Last updated: 5 January 2023
Lots of GP surgeries provide counselling or therapy services on the NHS. If counselling or therapy isn't available at the surgery, your GP may refer you to a local psychological therapies service.
You may also be able to self-refer for counselling or therapy. This means you contact the psychological therapies service directly yourself. You may want to discuss it with your GP first.
Find your local psychological therapies (IAPT) service.
You may need to wait a few weeks before your treatment starts.
Psychological therapies on the NHS
The National Institute for Heath and Care Excellence (NICE) advises the NHS on which therapies are most suitable for mental health problems like anxiety.
Which therapy you are referred for depends on what emotional or mental health problem you have and how severe it is.
NHS therapies for depression

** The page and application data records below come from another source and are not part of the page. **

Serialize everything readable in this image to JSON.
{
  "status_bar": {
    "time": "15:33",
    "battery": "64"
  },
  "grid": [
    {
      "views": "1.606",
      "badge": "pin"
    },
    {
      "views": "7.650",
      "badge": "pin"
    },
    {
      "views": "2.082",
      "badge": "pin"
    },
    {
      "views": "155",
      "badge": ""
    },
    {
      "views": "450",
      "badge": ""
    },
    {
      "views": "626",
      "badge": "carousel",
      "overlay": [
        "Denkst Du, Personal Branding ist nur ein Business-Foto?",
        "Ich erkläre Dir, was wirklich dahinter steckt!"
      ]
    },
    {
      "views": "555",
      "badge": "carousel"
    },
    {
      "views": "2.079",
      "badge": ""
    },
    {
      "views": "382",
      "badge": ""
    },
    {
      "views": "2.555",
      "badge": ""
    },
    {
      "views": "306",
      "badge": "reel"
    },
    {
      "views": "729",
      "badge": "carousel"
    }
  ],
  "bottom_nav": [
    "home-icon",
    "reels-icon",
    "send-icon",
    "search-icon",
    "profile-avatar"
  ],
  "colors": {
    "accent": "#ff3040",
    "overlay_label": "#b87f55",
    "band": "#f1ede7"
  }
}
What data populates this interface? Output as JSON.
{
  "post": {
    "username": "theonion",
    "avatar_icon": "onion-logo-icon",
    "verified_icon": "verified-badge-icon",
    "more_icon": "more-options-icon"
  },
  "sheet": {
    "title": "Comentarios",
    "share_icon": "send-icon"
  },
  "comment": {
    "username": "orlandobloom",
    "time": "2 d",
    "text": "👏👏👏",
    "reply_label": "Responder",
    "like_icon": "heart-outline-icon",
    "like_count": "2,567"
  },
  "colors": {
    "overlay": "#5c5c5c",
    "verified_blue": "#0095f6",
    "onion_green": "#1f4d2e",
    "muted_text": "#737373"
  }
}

For mild to moderate depression, NICE recommends you are initially referred for guided self-help, or computerised cognitive behavioural therapy (CCBT).
Guided self-help is where you work your way through a self-help course with support from a healthcare professional.
With computerised cognitive behavioural therapy (CCBT) you work through a computer programme with the support of a healthcare professional. The programme helps you to understand your depression and find ways to overcome it.
Your GP may also suggest referring you to a group exercise class.
If none of the above helps, your GP should talk to you about the possibility of trying an anti-depressant medicine or a psychological therapy, such as cognitive behavioural therapy (CBT). CBT helps you to identify and stop negative thinking.
If you have moderate to severe depression NICE recommends you are offered both an antidepressant and a psychological treatment, such as CBT or interpersonal therapy. Interpersonal therapy helps you identify and address problems in your relationships with family, partners and friends.
NHS therapies for anxiety
If you are diagnosed with generalised anxiety disorder (GAD), you may be referred for a guided self-help course or group support meetings on the NHS.
GAD is when you can't control your anxiety and worry about lots of different things a lot of the time.
If self-help or group meetings don't help your anxiety, talk to your GP about whether a course of CBT would be helpful. This should be available on the NHS.
Your GP can also discuss anti-anxiety medication with you.
NICE also recommends psychological therapies for other mental health problems, including panic disorder, schizophrenia, bipolar disorder and borderline personality disorder.
Other places that offer therapy
Some charities offer cheap or free talking therapies or group support. These include:
Some employers provide counselling for their employees and lots of colleges and universities offer free therapy to students who need it.
Paying for private therapy
If you can afford it, you can choose to pay for your therapy privately.
The cost of talking therapy varies and a one-hour session can cost between £50 and £100.
Your GP may be able to suggest a local private therapist or you can find a therapist online.
It's essential to check that the therapist is listed on one of the registers of approved practitioners.
The following organisations have approved therapists:
- British Psychological Society: psychologists
- British Association for Behavioural and Cognitive Psychotherapies (BABCP): cognitive behavioural therapists
- Association for Family Therapy (AFT): family therapists
- British Association for Counselling and Psychotherapy (BACP): counsellors and therapists
- British Psychoanalytic Council (BPC): psychoanalytic psychotherapists
- UK Council for Psychotherapy (UKCP): psychotherapists
- The Health and Care Professions Council: practitioner psychologists and art therapists
- Association for Cognitive Analytic Therapy: cognitive analytic practitioners and psychotherapists
It's a good idea to talk to several therapists before you decide which one is right for you.
See Find the right therapist for you for more advice.